They are thought to have migrated from Mindanao to evade mining and logging activities and the militarisation of their ancestral domains during the 1980s. They are characterised by a dark complexion, short stature and curly hair, and they make a living out of hunting and producing crafts and mats out of rattan. People living on coastal areas still have fishing as their main source for economy.

Leyte is known for its unspoilt destinations where visitors can enjoy trekking and exploring the wildlife, jungle trails and waterfalls. Visiting Leyte does not require you to make advanced reservations for lodging, but it pays to plan your trip ahead so you will know where to go in this unspoilt and attractive province.

Outdoor activities are the favourites of visitors in Leyte. Buga-Buga Hills is one of the top tourist attractions of Leyte in Villaba, as well as the Catmon Hill or Hill 120 in Dulag, which both serve as war memorials. For cultural and historical landmarks, there is the Heritage Museum, Santo Nino Shrine in Tacloban and San Juanico Bridge, the longest bridge linking Samar and Leyte.

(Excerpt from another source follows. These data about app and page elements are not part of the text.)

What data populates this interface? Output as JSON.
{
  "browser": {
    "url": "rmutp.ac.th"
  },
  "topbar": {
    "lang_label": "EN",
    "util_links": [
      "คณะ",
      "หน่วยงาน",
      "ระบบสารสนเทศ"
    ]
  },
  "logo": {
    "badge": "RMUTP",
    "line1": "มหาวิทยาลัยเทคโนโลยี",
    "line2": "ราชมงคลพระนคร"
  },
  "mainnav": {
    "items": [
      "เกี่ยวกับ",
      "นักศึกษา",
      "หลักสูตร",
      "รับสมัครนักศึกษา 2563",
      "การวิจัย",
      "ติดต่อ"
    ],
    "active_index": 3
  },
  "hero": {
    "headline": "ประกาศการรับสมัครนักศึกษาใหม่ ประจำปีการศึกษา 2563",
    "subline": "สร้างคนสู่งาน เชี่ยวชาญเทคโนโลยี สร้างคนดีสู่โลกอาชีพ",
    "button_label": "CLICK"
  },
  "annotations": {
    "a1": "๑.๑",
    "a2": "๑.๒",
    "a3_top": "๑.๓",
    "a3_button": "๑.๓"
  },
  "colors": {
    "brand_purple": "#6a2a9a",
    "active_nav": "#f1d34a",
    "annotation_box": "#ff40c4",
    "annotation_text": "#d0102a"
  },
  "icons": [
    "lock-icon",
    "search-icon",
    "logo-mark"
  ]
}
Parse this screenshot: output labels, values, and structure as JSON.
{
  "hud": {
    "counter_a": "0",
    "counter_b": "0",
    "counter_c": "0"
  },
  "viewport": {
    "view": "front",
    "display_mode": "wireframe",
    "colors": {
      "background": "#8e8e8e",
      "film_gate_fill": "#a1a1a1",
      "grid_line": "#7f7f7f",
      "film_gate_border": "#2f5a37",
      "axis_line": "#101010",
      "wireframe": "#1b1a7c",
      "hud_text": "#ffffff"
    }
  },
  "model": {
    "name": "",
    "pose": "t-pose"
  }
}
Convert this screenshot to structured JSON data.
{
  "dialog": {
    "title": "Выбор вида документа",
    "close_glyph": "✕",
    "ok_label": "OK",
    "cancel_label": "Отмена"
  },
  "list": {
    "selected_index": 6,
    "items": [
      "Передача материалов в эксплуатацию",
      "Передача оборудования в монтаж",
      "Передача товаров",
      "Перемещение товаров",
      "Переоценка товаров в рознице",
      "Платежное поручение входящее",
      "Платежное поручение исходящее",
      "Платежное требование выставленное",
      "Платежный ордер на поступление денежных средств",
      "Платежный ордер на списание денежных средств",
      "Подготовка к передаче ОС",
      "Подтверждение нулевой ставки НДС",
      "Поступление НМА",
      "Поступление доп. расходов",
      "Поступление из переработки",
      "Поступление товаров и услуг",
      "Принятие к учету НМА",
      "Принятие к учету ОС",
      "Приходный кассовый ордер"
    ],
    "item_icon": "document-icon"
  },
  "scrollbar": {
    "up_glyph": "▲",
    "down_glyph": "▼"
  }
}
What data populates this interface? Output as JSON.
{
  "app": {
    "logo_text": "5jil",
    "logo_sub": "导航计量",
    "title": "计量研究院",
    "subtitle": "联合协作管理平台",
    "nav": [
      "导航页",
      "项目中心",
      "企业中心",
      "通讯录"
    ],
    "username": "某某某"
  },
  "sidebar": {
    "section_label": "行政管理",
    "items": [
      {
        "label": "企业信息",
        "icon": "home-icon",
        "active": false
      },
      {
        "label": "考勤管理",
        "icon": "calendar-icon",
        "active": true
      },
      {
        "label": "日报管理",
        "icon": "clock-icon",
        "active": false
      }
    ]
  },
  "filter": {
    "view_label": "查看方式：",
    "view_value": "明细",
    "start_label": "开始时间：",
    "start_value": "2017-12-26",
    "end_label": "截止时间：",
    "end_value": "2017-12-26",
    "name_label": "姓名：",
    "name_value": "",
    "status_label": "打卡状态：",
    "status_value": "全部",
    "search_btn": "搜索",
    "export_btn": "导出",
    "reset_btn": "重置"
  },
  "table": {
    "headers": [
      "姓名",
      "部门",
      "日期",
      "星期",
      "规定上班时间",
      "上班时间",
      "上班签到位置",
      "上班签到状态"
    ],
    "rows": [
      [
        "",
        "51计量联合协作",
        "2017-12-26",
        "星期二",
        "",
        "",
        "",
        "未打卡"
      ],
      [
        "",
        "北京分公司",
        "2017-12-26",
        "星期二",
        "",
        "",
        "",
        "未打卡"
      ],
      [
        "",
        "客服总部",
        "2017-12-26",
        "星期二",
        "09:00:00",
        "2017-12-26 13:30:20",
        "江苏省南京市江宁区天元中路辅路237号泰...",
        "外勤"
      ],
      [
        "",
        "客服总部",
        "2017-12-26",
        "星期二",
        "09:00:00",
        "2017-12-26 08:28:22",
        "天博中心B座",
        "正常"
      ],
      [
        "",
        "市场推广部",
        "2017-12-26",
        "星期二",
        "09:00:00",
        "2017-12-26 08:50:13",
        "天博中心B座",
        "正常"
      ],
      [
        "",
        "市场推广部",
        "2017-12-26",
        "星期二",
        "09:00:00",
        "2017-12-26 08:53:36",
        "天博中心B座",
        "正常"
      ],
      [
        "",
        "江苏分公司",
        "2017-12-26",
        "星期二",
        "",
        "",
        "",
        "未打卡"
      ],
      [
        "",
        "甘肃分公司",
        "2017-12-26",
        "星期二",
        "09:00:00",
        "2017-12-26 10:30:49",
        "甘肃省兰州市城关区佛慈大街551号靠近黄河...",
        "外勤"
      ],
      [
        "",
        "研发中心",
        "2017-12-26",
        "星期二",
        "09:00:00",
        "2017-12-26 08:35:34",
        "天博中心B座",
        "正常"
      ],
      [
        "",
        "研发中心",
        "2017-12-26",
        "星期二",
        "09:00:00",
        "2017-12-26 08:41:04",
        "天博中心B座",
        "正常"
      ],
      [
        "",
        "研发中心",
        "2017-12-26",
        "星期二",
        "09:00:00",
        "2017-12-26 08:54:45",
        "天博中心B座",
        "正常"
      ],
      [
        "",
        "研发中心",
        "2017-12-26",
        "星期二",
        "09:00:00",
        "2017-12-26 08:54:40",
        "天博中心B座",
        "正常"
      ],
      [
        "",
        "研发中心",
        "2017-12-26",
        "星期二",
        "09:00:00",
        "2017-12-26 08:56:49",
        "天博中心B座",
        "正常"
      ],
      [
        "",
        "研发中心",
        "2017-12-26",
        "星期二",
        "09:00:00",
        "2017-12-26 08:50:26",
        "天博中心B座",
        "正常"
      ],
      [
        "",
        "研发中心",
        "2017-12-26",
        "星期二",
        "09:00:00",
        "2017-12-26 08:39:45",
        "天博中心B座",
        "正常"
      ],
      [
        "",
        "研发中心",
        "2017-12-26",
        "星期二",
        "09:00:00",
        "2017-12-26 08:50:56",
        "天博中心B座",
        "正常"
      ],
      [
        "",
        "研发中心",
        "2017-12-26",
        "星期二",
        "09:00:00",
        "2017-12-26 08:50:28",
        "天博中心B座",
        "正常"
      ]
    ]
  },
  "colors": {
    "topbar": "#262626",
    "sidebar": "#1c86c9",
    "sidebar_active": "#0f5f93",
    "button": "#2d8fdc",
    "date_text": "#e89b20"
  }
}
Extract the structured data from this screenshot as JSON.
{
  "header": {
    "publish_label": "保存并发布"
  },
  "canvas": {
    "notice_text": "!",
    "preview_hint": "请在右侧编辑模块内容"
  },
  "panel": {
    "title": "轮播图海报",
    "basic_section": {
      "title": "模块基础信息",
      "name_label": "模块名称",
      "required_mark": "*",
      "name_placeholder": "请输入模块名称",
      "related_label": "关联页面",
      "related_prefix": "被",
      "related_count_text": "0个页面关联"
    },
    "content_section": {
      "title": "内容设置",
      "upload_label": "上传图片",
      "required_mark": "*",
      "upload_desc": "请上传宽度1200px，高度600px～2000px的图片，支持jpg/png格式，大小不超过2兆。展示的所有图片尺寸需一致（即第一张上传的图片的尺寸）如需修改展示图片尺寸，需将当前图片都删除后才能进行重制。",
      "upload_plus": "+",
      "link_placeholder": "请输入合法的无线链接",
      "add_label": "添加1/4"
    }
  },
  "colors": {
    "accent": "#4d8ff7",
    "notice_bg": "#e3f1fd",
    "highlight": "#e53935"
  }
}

Hill 522 is one attraction to visit in Palo, where trekking enthusiasts climb up to heights of 522 feet (159m). There you can find the Mac Arthur Beach Resort with upscale accommodation, picnic facilities and a children’s playground. Hill 120 is in Dulag where panoramic views of the coastal towns and the Gulf of Leyte can be enjoyed.

Rock climbing, hiking, trekking and other outdoor ventures are also on offer at the Fish Sanctuary in Pintuyan, which is accessible from Maasin. The sanctuary is nestled under a rocky hill and it gives you glimpses of colourful schools of fish and vibrant corals. Beaches like the White Beach and Red Beach are also places to visit to enjoy a cozy holiday with the family or a loved one.

Leyte offers different places to shop, which lures more tourists to visit its major cities. Shopping centres offer a fun place not just to shop but to seek entertainment, drink and eat. These commercial establishments also feature souvenir and speciality shops selling native products and local goods.

Gaisano Malls are located in Tacloban City and Ormoc City, and it houses a supermarket, food court and department store. Other shopping complexes to visit in Tacloban are the Dynasty Square Mall and Kevins. Meanwhile, A-Mall and Ormoc Centrum are both in Ormoc City and they offer affordable shopping options.